(m) A qualifying utility may choose to make investments in low-income energy assistance instead of investing in renewable energy credits to comply with a target in this subsection (2), provided that the amount of the investment replacing investments in renewable energy credits may not exceed the amount equal to:
(i) One percent of the cost of meeting its load in any target year through December 31, 2015;
(ii) Three percent of the cost of meeting its load in any target year from January 1, 2016, through December 31, 2019; and
(iii) Five percent of the cost of meeting its load in any target year beginning January 1, 2020, and thereafter.
(3) Utilities that become qualifying utilities after December 31, 2006, shall meet the requirements in this section on a time frame comparable in length to that provided for qualifying utilities as of December 7, 2006.
(4) Pursuant to the procedures in chapter 34.05 RCW, the department shall develop and periodically update the methodologies used to identify cost-effective conservation potential required under subsection (1) of this section. In its deliberations, the department may consider the methodologies used in the most recently published regional power plan developed by the Pacific Northwest electric power and conservation planning council.

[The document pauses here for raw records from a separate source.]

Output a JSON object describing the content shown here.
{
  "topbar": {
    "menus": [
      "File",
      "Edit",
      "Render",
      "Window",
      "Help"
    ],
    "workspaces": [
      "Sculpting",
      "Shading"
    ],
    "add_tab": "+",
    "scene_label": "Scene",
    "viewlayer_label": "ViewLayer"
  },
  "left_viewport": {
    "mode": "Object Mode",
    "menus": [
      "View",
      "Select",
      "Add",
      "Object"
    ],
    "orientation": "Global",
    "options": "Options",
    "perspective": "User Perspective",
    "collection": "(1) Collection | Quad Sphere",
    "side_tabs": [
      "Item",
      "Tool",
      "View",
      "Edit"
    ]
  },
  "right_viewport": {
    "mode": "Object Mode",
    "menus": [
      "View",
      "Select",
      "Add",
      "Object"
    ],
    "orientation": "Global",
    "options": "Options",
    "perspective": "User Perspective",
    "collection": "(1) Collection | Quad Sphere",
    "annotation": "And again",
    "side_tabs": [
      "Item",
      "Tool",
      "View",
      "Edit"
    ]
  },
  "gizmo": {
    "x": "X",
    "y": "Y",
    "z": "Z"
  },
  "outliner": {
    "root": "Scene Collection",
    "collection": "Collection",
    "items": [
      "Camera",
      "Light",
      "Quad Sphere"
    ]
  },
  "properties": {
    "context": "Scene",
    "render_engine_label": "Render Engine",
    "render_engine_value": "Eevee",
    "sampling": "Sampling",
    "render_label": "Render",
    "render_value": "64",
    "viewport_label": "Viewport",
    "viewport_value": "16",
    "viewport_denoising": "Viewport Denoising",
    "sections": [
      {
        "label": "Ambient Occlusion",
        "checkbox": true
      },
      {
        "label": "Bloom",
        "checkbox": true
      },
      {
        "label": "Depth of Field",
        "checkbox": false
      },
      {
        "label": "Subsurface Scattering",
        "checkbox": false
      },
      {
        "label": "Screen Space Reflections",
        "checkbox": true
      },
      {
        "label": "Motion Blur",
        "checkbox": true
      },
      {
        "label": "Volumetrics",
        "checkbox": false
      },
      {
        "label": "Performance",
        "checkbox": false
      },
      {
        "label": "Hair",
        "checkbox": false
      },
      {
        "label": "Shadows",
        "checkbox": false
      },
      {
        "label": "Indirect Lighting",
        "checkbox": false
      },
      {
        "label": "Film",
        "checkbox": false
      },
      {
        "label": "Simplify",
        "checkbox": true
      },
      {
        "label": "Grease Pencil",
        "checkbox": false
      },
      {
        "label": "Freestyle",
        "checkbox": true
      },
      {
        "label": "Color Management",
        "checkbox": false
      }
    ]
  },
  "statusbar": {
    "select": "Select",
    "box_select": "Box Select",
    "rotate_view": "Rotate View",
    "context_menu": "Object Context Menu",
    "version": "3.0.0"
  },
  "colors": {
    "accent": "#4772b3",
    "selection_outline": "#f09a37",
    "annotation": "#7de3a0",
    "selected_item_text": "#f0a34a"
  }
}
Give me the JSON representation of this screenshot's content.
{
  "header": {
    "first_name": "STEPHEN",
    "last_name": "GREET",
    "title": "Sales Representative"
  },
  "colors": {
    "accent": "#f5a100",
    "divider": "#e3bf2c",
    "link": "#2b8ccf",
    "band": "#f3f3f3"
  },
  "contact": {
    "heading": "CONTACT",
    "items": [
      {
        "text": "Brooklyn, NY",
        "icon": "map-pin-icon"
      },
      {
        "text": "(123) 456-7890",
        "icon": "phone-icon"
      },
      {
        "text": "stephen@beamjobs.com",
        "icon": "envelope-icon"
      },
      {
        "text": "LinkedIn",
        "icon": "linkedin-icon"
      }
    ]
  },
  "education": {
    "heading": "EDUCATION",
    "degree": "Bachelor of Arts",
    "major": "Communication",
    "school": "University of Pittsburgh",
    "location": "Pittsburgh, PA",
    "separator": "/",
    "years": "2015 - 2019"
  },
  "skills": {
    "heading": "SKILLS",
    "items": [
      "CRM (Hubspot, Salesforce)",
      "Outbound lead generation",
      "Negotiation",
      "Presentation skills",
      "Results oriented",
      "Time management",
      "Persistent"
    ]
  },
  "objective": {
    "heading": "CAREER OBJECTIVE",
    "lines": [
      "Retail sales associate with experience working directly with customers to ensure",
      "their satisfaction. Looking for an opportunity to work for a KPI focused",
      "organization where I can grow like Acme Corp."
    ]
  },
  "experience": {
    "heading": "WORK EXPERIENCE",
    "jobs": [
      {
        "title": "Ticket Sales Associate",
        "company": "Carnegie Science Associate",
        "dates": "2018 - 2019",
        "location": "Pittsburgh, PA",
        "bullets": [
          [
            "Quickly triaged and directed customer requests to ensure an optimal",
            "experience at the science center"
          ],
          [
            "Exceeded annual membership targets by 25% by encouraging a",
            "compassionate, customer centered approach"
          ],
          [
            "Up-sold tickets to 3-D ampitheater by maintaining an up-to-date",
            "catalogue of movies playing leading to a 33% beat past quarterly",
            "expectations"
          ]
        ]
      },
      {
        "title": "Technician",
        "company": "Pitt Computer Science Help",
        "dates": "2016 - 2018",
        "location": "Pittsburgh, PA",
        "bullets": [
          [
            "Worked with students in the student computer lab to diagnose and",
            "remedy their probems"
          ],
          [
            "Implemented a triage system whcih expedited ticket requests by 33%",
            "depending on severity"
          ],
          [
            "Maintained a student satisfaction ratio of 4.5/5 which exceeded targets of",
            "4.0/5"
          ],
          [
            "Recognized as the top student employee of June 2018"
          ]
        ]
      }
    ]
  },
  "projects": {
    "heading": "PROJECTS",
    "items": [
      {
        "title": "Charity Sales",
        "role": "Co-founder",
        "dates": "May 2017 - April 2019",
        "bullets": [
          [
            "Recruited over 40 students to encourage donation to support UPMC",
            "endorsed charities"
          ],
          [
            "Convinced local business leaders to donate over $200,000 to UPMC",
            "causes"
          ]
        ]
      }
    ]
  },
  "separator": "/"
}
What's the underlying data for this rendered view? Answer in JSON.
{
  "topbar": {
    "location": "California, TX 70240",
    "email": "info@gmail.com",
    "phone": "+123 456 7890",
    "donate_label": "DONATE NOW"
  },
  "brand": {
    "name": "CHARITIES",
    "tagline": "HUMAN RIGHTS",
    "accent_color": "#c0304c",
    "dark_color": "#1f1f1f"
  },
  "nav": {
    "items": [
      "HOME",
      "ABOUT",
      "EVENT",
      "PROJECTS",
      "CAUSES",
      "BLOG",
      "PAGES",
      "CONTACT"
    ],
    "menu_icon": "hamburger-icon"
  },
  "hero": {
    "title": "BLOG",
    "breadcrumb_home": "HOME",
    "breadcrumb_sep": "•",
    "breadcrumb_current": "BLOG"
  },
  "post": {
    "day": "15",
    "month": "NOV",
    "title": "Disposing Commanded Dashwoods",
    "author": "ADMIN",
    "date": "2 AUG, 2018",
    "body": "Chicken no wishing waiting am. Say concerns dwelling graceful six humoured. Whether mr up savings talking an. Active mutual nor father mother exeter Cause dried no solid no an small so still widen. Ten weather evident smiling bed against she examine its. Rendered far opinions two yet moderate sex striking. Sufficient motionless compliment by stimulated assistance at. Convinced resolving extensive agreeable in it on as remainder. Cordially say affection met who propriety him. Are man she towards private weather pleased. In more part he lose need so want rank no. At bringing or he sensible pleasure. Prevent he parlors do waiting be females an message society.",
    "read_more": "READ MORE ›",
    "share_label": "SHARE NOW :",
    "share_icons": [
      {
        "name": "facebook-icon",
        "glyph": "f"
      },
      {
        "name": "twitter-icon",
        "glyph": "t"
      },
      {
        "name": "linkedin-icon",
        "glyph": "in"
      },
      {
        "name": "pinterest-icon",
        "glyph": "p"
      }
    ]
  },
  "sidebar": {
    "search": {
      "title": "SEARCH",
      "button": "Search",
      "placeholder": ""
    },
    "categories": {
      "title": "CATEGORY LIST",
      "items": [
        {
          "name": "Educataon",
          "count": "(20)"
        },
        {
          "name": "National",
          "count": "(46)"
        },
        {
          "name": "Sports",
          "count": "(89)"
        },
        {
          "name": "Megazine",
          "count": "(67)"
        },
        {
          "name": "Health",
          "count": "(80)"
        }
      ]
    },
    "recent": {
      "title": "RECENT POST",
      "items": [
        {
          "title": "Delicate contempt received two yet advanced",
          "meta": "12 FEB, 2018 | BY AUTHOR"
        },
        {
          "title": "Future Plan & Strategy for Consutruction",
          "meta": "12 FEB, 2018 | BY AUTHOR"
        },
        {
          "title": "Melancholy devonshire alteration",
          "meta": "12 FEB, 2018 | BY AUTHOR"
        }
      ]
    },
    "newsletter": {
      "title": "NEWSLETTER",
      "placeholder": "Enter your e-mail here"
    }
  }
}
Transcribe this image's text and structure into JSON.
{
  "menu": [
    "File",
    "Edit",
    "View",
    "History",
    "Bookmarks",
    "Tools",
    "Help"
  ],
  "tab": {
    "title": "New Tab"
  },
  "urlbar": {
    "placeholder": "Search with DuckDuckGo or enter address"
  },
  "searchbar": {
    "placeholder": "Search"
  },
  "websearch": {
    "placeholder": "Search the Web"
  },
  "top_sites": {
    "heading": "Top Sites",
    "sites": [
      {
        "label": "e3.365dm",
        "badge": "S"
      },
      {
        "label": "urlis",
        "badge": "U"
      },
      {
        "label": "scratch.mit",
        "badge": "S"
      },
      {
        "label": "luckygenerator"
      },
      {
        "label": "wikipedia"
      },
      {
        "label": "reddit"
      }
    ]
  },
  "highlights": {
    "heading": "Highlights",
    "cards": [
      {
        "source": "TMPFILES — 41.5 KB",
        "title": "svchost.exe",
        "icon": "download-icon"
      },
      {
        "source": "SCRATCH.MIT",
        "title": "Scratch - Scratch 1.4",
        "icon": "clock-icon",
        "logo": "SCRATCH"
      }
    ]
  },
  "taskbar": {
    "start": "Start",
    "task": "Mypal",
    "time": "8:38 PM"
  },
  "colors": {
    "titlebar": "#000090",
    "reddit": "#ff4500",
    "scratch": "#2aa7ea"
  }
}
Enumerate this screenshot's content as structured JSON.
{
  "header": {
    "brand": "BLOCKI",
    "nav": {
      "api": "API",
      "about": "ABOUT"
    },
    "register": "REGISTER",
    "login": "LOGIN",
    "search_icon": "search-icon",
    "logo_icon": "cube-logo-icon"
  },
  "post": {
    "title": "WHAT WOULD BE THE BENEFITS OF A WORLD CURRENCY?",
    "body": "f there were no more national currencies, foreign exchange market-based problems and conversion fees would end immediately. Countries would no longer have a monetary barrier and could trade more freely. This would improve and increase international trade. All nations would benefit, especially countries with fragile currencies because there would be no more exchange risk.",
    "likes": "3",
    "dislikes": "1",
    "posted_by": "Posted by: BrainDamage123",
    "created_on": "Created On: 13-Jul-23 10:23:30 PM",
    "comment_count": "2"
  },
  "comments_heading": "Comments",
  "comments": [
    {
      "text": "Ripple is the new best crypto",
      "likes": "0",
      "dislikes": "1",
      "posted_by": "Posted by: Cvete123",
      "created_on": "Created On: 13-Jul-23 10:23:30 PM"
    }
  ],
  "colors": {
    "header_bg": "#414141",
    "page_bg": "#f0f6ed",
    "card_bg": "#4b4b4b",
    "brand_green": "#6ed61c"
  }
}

Sec. 4 RCW 19.285.050 and 2007 c 1 s 5 are each amended to read
(1)(a) A qualifying utility shall be considered in compliance with an annual target created in RCW 19.285.040(2) for a given year if the utility invested four percent of its total annual retail revenue requirement on the incremental costs of eligible renewable resources, the cost of renewable energy credits, increased low-income energy assistance as provided under subsection (3) of this section, or ((
combination of both)) any combination of such investments, but a
utility may elect to invest more than this amount.
(b) The incremental cost of an eligible renewable resource is calculated as the difference between the levelized delivered cost of the eligible renewable resource, regardless of ownership, compared to the levelized delivered cost of an equivalent amount of reasonably available substitute resources that do not qualify as eligible renewable resources, where the resources being compared have the same contract length or facility life.
(2) An investor-owned utility is entitled to recover all prudently incurred costs associated with compliance with this chapter. The commission shall address cost recovery issues of qualifying utilities that are investor-owned utilities that serve both in Washington and in other states in complying with this chapter.
(3) A utility may count the amount of annual investments in low-income energy assistance under subsection (1) of this section that exceed the average annual amount of these investments by the utility in calendar years 2009 through 2013. The utility may not count any low-income investments that are counted under RCW 19.285.040 (1) or (2).